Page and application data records
____
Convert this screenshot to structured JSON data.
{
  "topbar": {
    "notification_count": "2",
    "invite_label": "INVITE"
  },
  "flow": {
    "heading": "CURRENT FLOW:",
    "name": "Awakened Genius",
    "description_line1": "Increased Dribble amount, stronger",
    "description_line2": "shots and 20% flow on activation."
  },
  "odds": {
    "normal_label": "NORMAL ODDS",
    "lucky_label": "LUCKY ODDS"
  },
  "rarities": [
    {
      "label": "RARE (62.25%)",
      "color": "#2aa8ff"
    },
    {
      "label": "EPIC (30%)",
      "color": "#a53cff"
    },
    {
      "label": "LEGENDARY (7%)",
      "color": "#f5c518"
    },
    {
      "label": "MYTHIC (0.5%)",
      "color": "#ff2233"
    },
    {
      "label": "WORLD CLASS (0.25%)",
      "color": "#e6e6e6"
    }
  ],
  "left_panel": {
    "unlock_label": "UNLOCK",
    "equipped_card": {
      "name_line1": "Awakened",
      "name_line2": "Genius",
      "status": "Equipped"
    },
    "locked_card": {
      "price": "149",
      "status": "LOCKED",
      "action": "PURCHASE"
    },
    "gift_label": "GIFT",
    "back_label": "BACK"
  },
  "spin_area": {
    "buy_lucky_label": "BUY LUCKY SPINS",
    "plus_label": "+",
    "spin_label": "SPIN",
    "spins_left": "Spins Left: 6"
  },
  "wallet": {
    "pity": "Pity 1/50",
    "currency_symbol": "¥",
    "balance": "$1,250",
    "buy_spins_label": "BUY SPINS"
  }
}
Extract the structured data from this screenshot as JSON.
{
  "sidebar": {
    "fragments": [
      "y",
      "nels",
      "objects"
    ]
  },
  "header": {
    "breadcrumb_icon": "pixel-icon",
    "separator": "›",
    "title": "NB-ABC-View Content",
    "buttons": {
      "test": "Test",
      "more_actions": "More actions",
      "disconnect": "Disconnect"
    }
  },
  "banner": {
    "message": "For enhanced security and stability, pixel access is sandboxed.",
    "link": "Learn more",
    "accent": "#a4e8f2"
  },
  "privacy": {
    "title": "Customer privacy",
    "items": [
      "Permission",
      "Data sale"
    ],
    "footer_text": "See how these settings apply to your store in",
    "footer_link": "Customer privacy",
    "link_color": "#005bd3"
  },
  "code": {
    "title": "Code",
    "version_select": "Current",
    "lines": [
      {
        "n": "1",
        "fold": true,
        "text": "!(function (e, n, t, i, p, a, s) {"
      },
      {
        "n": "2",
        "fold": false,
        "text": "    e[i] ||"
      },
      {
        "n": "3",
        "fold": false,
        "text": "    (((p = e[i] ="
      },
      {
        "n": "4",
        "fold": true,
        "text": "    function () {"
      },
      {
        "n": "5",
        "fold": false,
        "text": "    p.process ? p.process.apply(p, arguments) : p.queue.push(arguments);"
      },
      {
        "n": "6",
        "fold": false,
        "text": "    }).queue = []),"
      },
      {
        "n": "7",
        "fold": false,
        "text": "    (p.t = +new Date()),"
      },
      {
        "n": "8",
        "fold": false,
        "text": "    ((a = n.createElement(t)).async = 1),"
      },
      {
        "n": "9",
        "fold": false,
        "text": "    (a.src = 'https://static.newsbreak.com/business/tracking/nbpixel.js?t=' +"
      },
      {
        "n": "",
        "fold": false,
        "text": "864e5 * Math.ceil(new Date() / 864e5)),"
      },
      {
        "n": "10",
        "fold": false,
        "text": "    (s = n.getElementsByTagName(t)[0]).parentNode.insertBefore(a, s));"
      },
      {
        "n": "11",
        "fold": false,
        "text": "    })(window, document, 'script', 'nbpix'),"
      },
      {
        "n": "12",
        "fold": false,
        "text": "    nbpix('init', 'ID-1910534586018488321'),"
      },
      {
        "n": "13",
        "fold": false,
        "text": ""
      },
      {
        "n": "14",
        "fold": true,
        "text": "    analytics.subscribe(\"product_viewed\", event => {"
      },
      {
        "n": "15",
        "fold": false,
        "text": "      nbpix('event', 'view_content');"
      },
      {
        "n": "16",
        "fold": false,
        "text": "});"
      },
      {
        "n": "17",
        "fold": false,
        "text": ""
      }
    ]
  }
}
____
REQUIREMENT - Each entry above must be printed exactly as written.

EXERCISE OUTPUT -
Convert this screenshot to structured JSON data.
{
  "topbar": {
    "notification_count": "2",
    "invite_label": "INVITE"
  },
  "flow": {
    "heading": "CURRENT FLOW:",
    "name": "Awakened Genius",
    "description_line1": "Increased Dribble amount, stronger",
    "description_line2": "shots and 20% flow on activation."
  },
  "odds": {
    "normal_label": "NORMAL ODDS",
    "lucky_label": "LUCKY ODDS"
  },
  "rarities": [
    {
      "label": "RARE (62.25%)",
      "color": "#2aa8ff"
    },
    {
      "label": "EPIC (30%)",
      "color": "#a53cff"
    },
    {
      "label": "LEGENDARY (7%)",
      "color": "#f5c518"
    },
    {
      "label": "MYTHIC (0.5%)",
      "color": "#ff2233"
    },
    {
      "label": "WORLD CLASS (0.25%)",
      "color": "#e6e6e6"
    }
  ],
  "left_panel": {
    "unlock_label": "UNLOCK",
    "equipped_card": {
      "name_line1": "Awakened",
      "name_line2": "Genius",
      "status": "Equipped"
    },
    "locked_card": {
      "price": "149",
      "status": "LOCKED",
      "action": "PURCHASE"
    },
    "gift_label": "GIFT",
    "back_label": "BACK"
  },
  "spin_area": {
    "buy_lucky_label": "BUY LUCKY SPINS",
    "plus_label": "+",
    "spin_label": "SPIN",
    "spins_left": "Spins Left: 6"
  },
  "wallet": {
    "pity": "Pity 1/50",
    "currency_symbol": "¥",
    "balance": "$1,250",
    "buy_spins_label": "BUY SPINS"
  }
}
Extract the structured data from this screenshot as JSON.
{
  "sidebar": {
    "fragments": [
      "y",
      "nels",
      "objects"
    ]
  },
  "header": {
    "breadcrumb_icon": "pixel-icon",
    "separator": "›",
    "title": "NB-ABC-View Content",
    "buttons": {
      "test": "Test",
      "more_actions": "More actions",
      "disconnect": "Disconnect"
    }
  },
  "banner": {
    "message": "For enhanced security and stability, pixel access is sandboxed.",
    "link": "Learn more",
    "accent": "#a4e8f2"
  },
  "privacy": {
    "title": "Customer privacy",
    "items": [
      "Permission",
      "Data sale"
    ],
    "footer_text": "See how these settings apply to your store in",
    "footer_link": "Customer privacy",
    "link_color": "#005bd3"
  },
  "code": {
    "title": "Code",
    "version_select": "Current",
    "lines": [
      {
        "n": "1",
        "fold": true,
        "text": "!(function (e, n, t, i, p, a, s) {"
      },
      {
        "n": "2",
        "fold": false,
        "text": "    e[i] ||"
      },
      {
        "n": "3",
        "fold": false,
        "text": "    (((p = e[i] ="
      },
      {
        "n": "4",
        "fold": true,
        "text": "    function () {"
      },
      {
        "n": "5",
        "fold": false,
        "text": "    p.process ? p.process.apply(p, arguments) : p.queue.push(arguments);"
      },
      {
        "n": "6",
        "fold": false,
        "text": "    }).queue = []),"
      },
      {
        "n": "7",
        "fold": false,
        "text": "    (p.t = +new Date()),"
      },
      {
        "n": "8",
        "fold": false,
        "text": "    ((a = n.createElement(t)).async = 1),"
      },
      {
        "n": "9",
        "fold": false,
        "text": "    (a.src = 'https://static.newsbreak.com/business/tracking/nbpixel.js?t=' +"
      },
      {
        "n": "",
        "fold": false,
        "text": "864e5 * Math.ceil(new Date() / 864e5)),"
      },
      {
        "n": "10",
        "fold": false,
        "text": "    (s = n.getElementsByTagName(t)[0]).parentNode.insertBefore(a, s));"
      },
      {
        "n": "11",
        "fold": false,
        "text": "    })(window, document, 'script', 'nbpix'),"
      },
      {
        "n": "12",
        "fold": false,
        "text": "    nbpix('init', 'ID-1910534586018488321'),"
      },
      {
        "n": "13",
        "fold": false,
        "text": ""
      },
      {
        "n": "14",
        "fold": true,
        "text": "    analytics.subscribe(\"product_viewed\", event => {"
      },
      {
        "n": "15",
        "fold": false,
        "text": "      nbpix('event', 'view_content');"
      },
      {
        "n": "16",
        "fold": false,
        "text": "});"
      },
      {
        "n": "17",
        "fold": false,
        "text": ""
      }
    ]
  }
}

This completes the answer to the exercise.